Laura, if I understand your question, you want to know if using retirement money vs loans for grad school. Or are you continuing to work while in school. If the latter, yes your analysis is correct, if the former, let me know so that I can better address the question.
Debbie, here's a question from Alex
thenotsogreatone From the web:
Bobbie, here's the next question for you from Ken
If the back door doesn't work, this is from the web:
This really boils down to the treatment of “excess contributions.” The bottom line here is that you will owe a tax penalty if you don’t correct your excess contribution. In fact, if you fail to correct your excess contribution, you’re required to pay a penalty tax of 6% for each year that the problem remains uncorrected.
So how do you fix the problem? Simple. If you’ve made an excess contribution, you can avoid the 6% penalty by taking the money back out of your Roth IRA. More specifically, you can avoid the penalty if:

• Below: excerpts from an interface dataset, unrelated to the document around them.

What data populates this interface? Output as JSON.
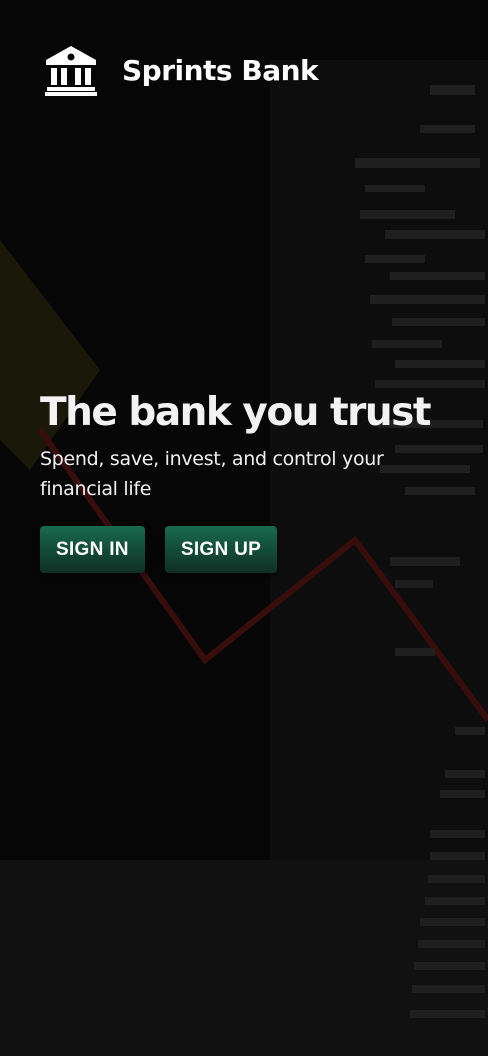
{
  "brand": {
    "name": "Sprints Bank",
    "logo_icon": "bank-icon"
  },
  "hero": {
    "title": "The bank you trust",
    "subtitle": "Spend, save, invest, and control your financial life"
  },
  "actions": {
    "sign_in_label": "SIGN IN",
    "sign_up_label": "SIGN UP"
  },
  "colors": {
    "button": "#1a5c45",
    "background": "#070707",
    "text": "#ffffff"
  }
}
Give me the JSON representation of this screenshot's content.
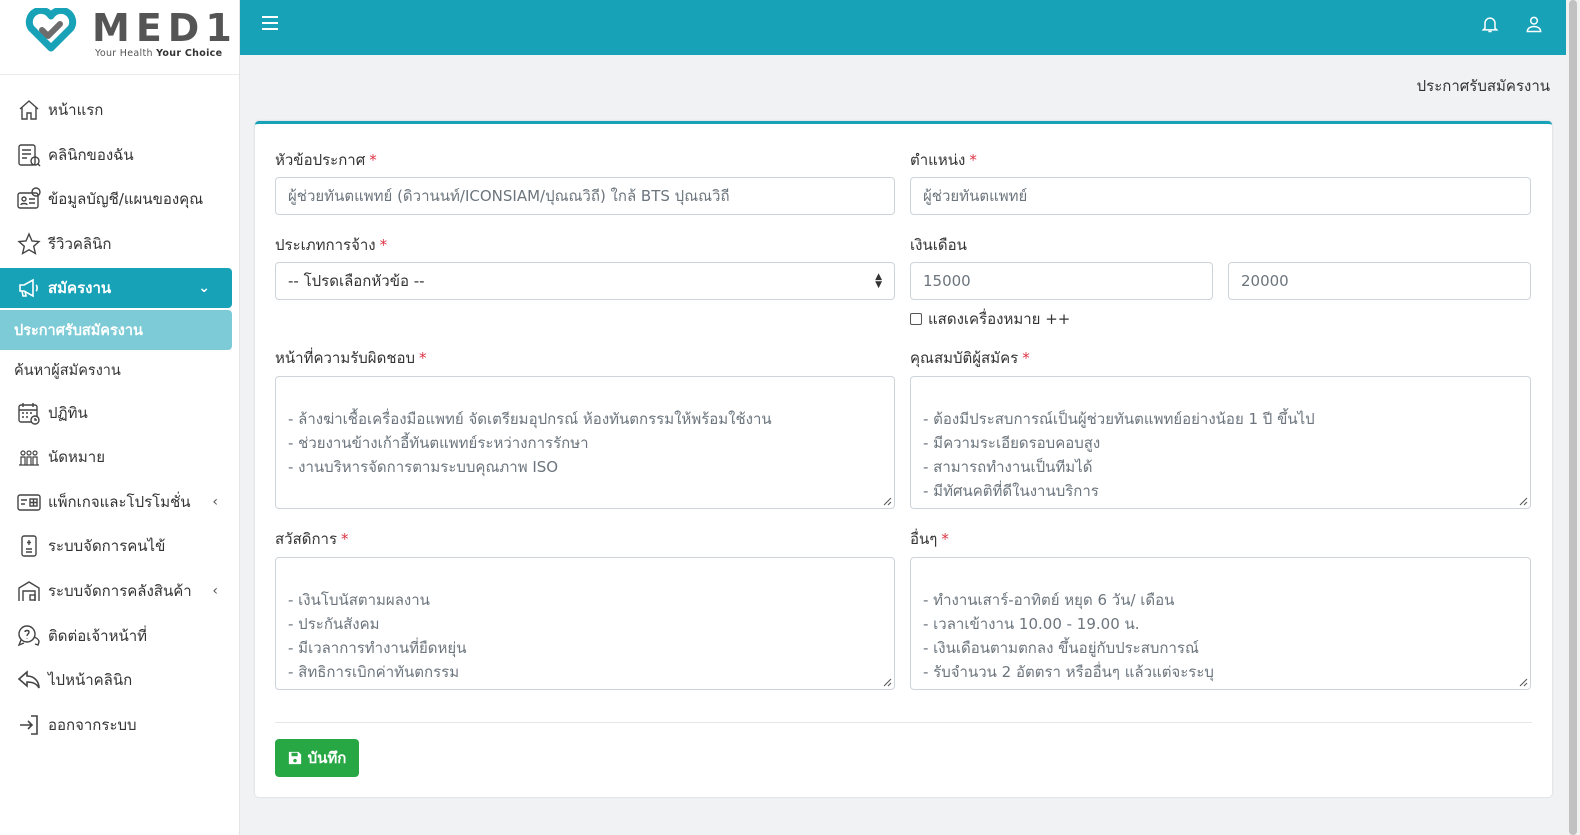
{
  "brand": {
    "name": "MED1",
    "tagline_prefix": "Your Health",
    "tagline_bold": "Your Choice"
  },
  "sidebar": {
    "items": [
      {
        "label": "หน้าแรก",
        "icon": "home-icon"
      },
      {
        "label": "คลินิกของฉัน",
        "icon": "clinic-list-icon"
      },
      {
        "label": "ข้อมูลบัญชี/แผนของคุณ",
        "icon": "account-card-icon"
      },
      {
        "label": "รีวิวคลินิก",
        "icon": "star-icon"
      },
      {
        "label": "สมัครงาน",
        "icon": "megaphone-icon"
      },
      {
        "label": "ประกาศรับสมัครงาน"
      },
      {
        "label": "ค้นหาผู้สมัครงาน"
      },
      {
        "label": "ปฏิทิน",
        "icon": "calendar-icon"
      },
      {
        "label": "นัดหมาย",
        "icon": "appointment-icon"
      },
      {
        "label": "แพ็กเกจและโปรโมชั่น",
        "icon": "package-icon"
      },
      {
        "label": "ระบบจัดการคนไข้",
        "icon": "patient-file-icon"
      },
      {
        "label": "ระบบจัดการคลังสินค้า",
        "icon": "warehouse-icon"
      },
      {
        "label": "ติดต่อเจ้าหน้าที่",
        "icon": "chat-icon"
      },
      {
        "label": "ไปหน้าคลินิก",
        "icon": "reply-icon"
      },
      {
        "label": "ออกจากระบบ",
        "icon": "logout-icon"
      }
    ]
  },
  "topbar": {
    "menu_icon": "hamburger-icon",
    "bell_icon": "bell-icon",
    "user_icon": "user-icon"
  },
  "breadcrumb": "ประกาศรับสมัครงาน",
  "form": {
    "title_label": "หัวข้อประกาศ",
    "title_value": "ผู้ช่วยทันตแพทย์ (ดิวานนท์/ICONSIAM/ปุณณวิถี) ใกล้ BTS ปุณณวิถี",
    "position_label": "ตำแหน่ง",
    "position_value": "ผู้ช่วยทันตแพทย์",
    "employment_label": "ประเภทการจ้าง",
    "employment_value": "-- โปรดเลือกหัวข้อ --",
    "salary_label": "เงินเดือน",
    "salary_min": "15000",
    "salary_max": "20000",
    "show_plus_label": "แสดงเครื่องหมาย ++",
    "duties_label": "หน้าที่ความรับผิดชอบ",
    "duties_value": "- ล้างฆ่าเชื้อเครื่องมือแพทย์ จัดเตรียมอุปกรณ์ ห้องทันตกรรมให้พร้อมใช้งาน\n- ช่วยงานข้างเก้าอี้ทันตแพทย์ระหว่างการรักษา\n- งานบริหารจัดการตามระบบคุณภาพ ISO",
    "qualifications_label": "คุณสมบัติผู้สมัคร",
    "qualifications_value": "- ต้องมีประสบการณ์เป็นผู้ช่วยทันตแพทย์อย่างน้อย 1 ปี ขึ้นไป\n- มีความระเอียดรอบคอบสูง\n- สามารถทำงานเป็นทีมได้\n- มีทัศนคติที่ดีในงานบริการ",
    "welfare_label": "สวัสดิการ",
    "welfare_value": "- เงินโบนัสตามผลงาน\n- ประกันสังคม\n- มีเวลาการทำงานที่ยืดหยุ่น\n- สิทธิการเบิกค่าทันตกรรม",
    "other_label": "อื่นๆ",
    "other_value": "- ทำงานเสาร์-อาทิตย์ หยุด 6 วัน/ เดือน\n- เวลาเข้างาน 10.00 - 19.00 น.\n- เงินเดือนตามตกลง ขึ้นอยู่กับประสบการณ์\n- รับจำนวน 2 อัตตรา หรืออื่นๆ แล้วแต่จะระบุ",
    "required_mark": "*",
    "save_label": "บันทึก"
  },
  "colors": {
    "accent": "#17a2b8",
    "active_sub": "#7ccbd6",
    "save": "#28a745",
    "required": "#dc3545"
  }
}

(1) You receive a distribution from the IRA on or before the due date of your tax return for the contribution year, and
(2) The distribution includes the amound of the excess contribution and the net income attributable to that contribution.
In other words, you need to withdraw the contribution and the earnings. Taxes will still be due on the earnings — they’re earned income, after all — and these earnings will be subject to an early withdrawal penalty if you’re under 59 1/2 (unless an exception applies).

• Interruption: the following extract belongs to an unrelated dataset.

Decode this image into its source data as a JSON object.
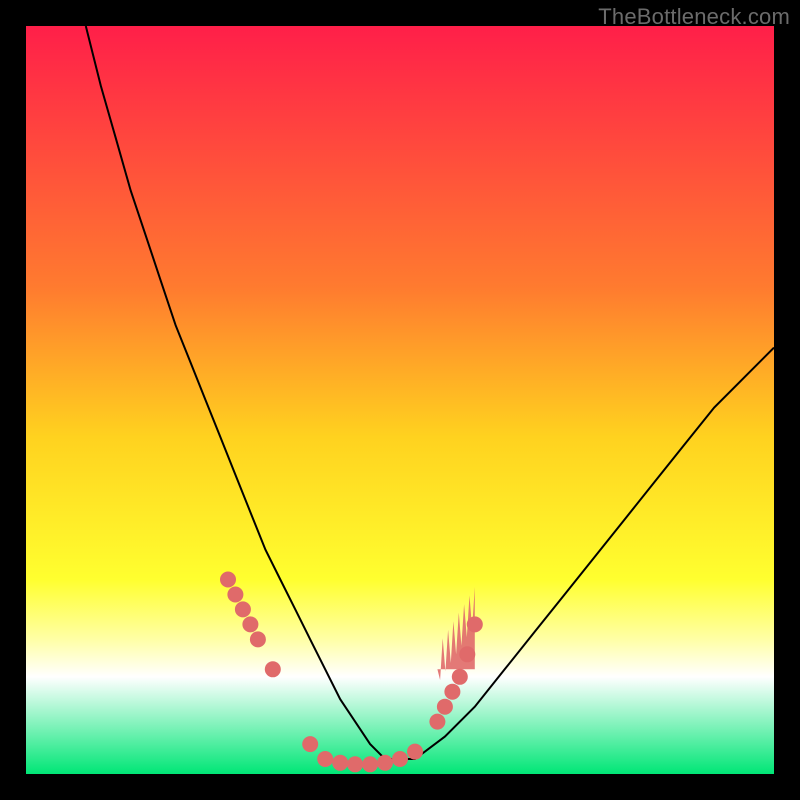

starting to save, look at your company, do they have a retirement plan? If they have a 401k, see if yuor employer matches. If so, id contribute up to where the employer fully matches, as this is free money to you. But only do so if you can comfortable afford it. If no company plan, look into opening a roth IRA.
Fantastic. Thanks, Jamie.

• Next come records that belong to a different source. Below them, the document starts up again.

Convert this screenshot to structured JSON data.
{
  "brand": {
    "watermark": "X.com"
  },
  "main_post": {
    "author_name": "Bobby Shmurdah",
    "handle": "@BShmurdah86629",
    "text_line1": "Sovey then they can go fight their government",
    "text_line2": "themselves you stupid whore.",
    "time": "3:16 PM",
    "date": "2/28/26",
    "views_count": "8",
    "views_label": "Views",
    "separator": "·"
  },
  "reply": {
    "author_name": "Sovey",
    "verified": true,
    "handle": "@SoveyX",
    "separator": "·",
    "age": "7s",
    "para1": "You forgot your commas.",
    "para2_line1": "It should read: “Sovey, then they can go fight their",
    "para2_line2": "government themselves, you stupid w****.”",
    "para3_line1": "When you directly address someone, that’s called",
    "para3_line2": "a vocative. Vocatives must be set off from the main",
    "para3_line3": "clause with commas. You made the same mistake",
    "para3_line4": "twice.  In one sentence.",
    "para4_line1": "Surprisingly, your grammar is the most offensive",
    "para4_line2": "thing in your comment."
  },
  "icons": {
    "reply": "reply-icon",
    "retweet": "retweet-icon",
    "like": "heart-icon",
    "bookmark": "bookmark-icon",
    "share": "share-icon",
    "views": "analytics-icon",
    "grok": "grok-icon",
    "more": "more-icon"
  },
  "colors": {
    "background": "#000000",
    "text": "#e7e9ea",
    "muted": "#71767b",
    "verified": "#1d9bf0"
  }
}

Ooh, while Debbie answers I have to congratulate Alex for this question. So many people try to get thoughtful advice from an account on April 10th when they are too busy or AFTER year end when it is too late.
Jamie, here's a question from nicky ronny
An excellant question. We talk with our client's accountants towards the end of the year, usually in November. We communicate any changes in our client's income, deductions, capital gains or other issues. Being proactive saves surprises for April. One can't expect an accountant to do everything needed in the planning arena during tax season.
Thanks, Rich. Time for one more question?
Cor, id keep some of this savings in cash for an emergency fund in case unexpected expenses come up. Then you can look into either opening up an IRA or brokerage account (look at Vanguard), and investing in some mutual funds.
Dan, that's a tough situation that many are finding themselves in. I would pay close attention to the political dialogue that is occurring to see if you are provided any options for grace. Loan providers are under water right now because so many are unable to pay. Federally subsidized loans can be negotiated and I imagine that you've already been down this path but if you haven't, it's worth considering. You might be able to defer or get a lower interest rate which will help the payments. I think you will need to make your own goals and pay back as much and as quickly as you are able.
Good to know, Debbie. Here's an interesting question from John
Alright Rich, here you go. DG in SF
Matt, here's one from Chris
Bobbie, here you go. From Dan M
DG, one piece of advice that we use in our firm for situations with unknown outcomes is to...make half a mistake.
Hi Nicky --- I may be missing a part of your question. I like fixed rate loans for the reason you state. I would try and refinance the loan now (assuming you are not moving soon). The cost of refinancing, $1,500 +/- where I am is well worth getting an at the moment low firxed rate loan. If you don't qualify for refinancing today without a co-signer that should stop the refinancing, but may not work for you or the co-signer. Jamie
K, I signing out. This has been a lot of fun, but I've got to go!!! Jamie
Thanks so much for all your help, Jamie!
DG, sorry thats out of my area. Id talk to your bankruptcy lawyer to see if these are considered assets during your recent bankruptcy.
I need to run, thank you though. That was fun and a great service!!
Dan, with a traditional IRA you would get to deduct your contribution from your taxable income (this does have some rules re how much income do you make AND if you have a retirement plan available at work). Now with a ROTH you don't get to deduct the contribution but the investment grows tax free forever (or until they change the law). Another advantage of a ROTH is that you can go take out your contributions (but not your earnings) with no tax or penalty if you have an emergency. But you would do that as a last resort as you want the money to grow tax free as long as possible (I tell clients this should be the last money they spend in their lives). So given the advantages of the ROTH, I think it makes the most sense for most people. This assumes you do not have a company retirement plan with an employer match.
No problem, Rich. Thanks so much!
We still have over 50 questions in the queue. I apologize to all of you whose questions we will not be able to get to today. The good news is we host one of these chats with NAPFA on the third Thursday of every month. The next one will be held on July 19.
We'll finish up with a few more questions for Bobbie, Matt and Debbie
I'll take one or two more
John, since my daughter just got married, I am aware of the costs associated with it. But, also the complete joy of having a beautiful day. I would continue paying the loans for now and not "skimp" on your wedding but plan on paying them down when you are in a position to do so. Don't put your wedding on credit cards, do only what you and your family can afford. Have a beautiful wedding day.
Matt, here's one from Phil.
And Debbie, one from DBruce